Supplied records:
===============

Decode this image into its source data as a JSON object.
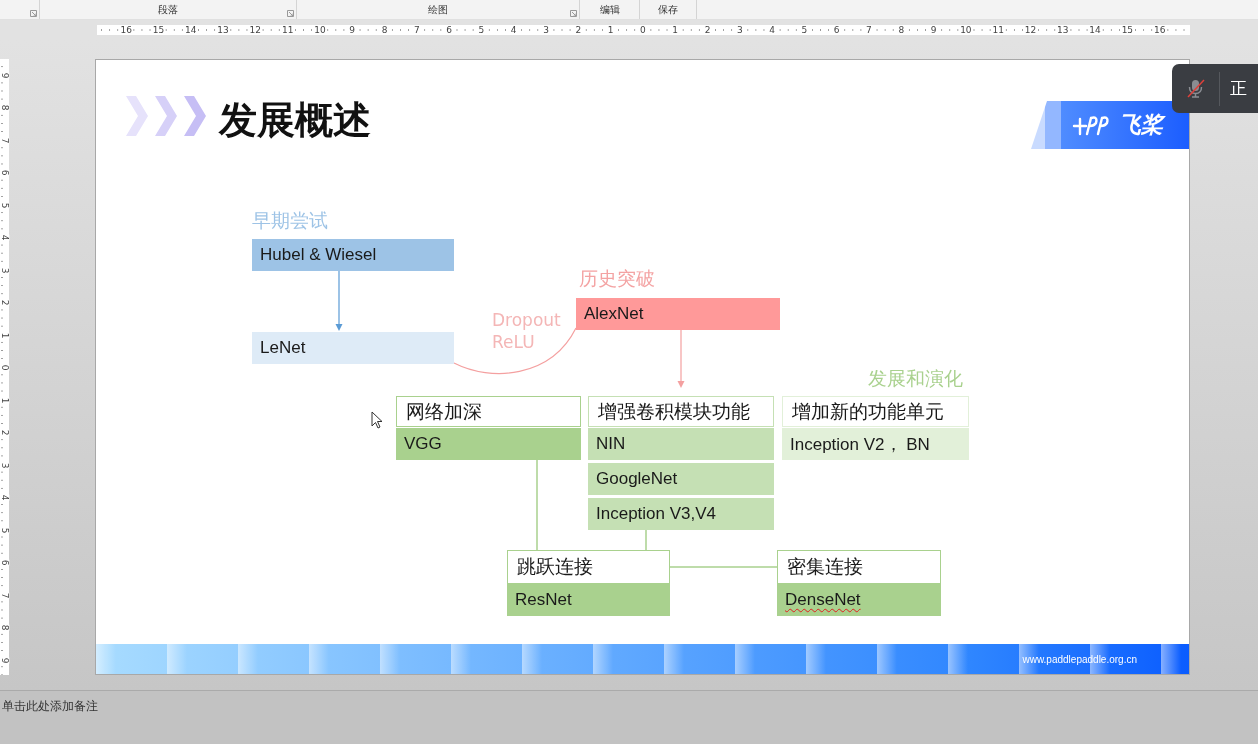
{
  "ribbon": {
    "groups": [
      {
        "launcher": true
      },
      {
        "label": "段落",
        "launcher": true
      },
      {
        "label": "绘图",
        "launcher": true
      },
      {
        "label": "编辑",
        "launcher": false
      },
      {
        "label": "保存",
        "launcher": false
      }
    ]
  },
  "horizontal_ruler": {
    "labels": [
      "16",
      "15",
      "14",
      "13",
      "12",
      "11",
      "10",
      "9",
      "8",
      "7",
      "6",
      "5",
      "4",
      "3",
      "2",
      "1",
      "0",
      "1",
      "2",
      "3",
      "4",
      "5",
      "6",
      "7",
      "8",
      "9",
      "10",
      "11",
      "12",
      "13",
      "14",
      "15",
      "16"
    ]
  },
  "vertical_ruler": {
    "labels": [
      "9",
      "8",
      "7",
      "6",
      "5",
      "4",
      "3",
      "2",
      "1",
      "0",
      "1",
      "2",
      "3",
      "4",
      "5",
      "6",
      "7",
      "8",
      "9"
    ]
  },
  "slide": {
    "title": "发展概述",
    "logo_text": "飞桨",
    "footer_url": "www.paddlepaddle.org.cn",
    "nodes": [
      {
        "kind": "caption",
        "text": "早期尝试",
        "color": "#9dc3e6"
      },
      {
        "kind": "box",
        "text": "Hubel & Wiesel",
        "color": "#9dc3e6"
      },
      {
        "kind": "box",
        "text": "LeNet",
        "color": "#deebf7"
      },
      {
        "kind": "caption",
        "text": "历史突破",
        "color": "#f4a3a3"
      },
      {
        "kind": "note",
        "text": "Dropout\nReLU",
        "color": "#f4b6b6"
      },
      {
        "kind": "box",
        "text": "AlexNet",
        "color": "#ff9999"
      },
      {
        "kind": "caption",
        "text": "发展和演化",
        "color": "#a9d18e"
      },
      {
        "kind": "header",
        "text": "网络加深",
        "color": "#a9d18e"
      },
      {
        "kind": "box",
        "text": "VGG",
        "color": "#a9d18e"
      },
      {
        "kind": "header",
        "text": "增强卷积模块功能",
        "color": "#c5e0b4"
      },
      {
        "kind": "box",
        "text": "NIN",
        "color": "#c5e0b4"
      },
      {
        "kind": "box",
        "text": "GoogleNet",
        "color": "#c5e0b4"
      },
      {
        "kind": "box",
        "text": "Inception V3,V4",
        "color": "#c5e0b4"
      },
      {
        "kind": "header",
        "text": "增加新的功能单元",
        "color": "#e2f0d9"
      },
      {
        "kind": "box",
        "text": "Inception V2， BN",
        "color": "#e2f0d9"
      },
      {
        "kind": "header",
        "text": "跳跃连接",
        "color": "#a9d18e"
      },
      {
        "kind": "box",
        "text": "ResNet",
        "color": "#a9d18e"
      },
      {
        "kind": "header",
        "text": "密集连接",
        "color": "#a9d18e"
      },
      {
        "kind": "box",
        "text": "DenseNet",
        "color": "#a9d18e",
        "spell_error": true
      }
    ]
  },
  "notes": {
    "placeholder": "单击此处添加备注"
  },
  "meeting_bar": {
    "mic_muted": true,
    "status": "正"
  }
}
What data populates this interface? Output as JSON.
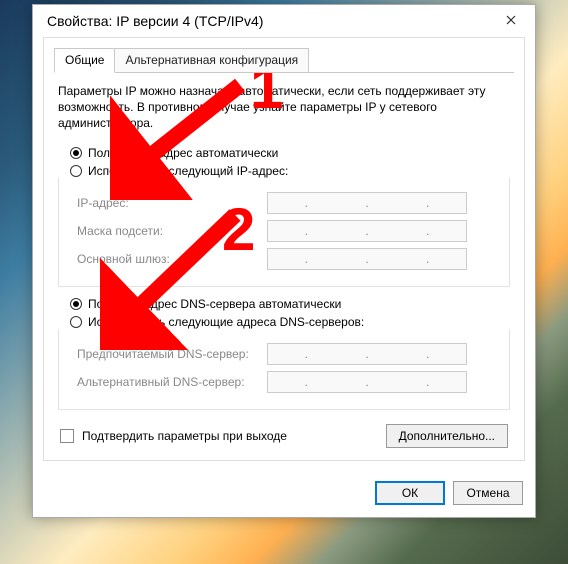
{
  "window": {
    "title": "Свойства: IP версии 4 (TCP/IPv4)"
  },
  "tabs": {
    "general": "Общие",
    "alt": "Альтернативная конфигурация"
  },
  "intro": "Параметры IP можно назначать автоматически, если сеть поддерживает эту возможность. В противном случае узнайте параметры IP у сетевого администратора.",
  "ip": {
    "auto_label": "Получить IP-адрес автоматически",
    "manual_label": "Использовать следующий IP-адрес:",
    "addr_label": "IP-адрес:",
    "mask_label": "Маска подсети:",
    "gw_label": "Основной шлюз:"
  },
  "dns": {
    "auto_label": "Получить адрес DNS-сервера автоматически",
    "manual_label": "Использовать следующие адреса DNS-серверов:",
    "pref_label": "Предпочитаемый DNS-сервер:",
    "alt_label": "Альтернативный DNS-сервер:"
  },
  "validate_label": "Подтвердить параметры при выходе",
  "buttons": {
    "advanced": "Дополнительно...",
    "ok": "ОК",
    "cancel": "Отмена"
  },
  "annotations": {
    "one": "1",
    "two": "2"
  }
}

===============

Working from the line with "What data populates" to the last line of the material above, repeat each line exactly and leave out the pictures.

What data populates this interface? Output as JSON.
{
  "window": {
    "title": "Свойства: IP версии 4 (TCP/IPv4)"
  },
  "tabs": {
    "general": "Общие",
    "alt": "Альтернативная конфигурация"
  },
  "intro": "Параметры IP можно назначать автоматически, если сеть поддерживает эту возможность. В противном случае узнайте параметры IP у сетевого администратора.",
  "ip": {
    "auto_label": "Получить IP-адрес автоматически",
    "manual_label": "Использовать следующий IP-адрес:",
    "addr_label": "IP-адрес:",
    "mask_label": "Маска подсети:",
    "gw_label": "Основной шлюз:"
  },
  "dns": {
    "auto_label": "Получить адрес DNS-сервера автоматически",
    "manual_label": "Использовать следующие адреса DNS-серверов:",
    "pref_label": "Предпочитаемый DNS-сервер:",
    "alt_label": "Альтернативный DNS-сервер:"
  },
  "validate_label": "Подтвердить параметры при выходе",
  "buttons": {
    "advanced": "Дополнительно...",
    "ok": "ОК",
    "cancel": "Отмена"
  },
  "annotations": {
    "one": "1",
    "two": "2"
  }
}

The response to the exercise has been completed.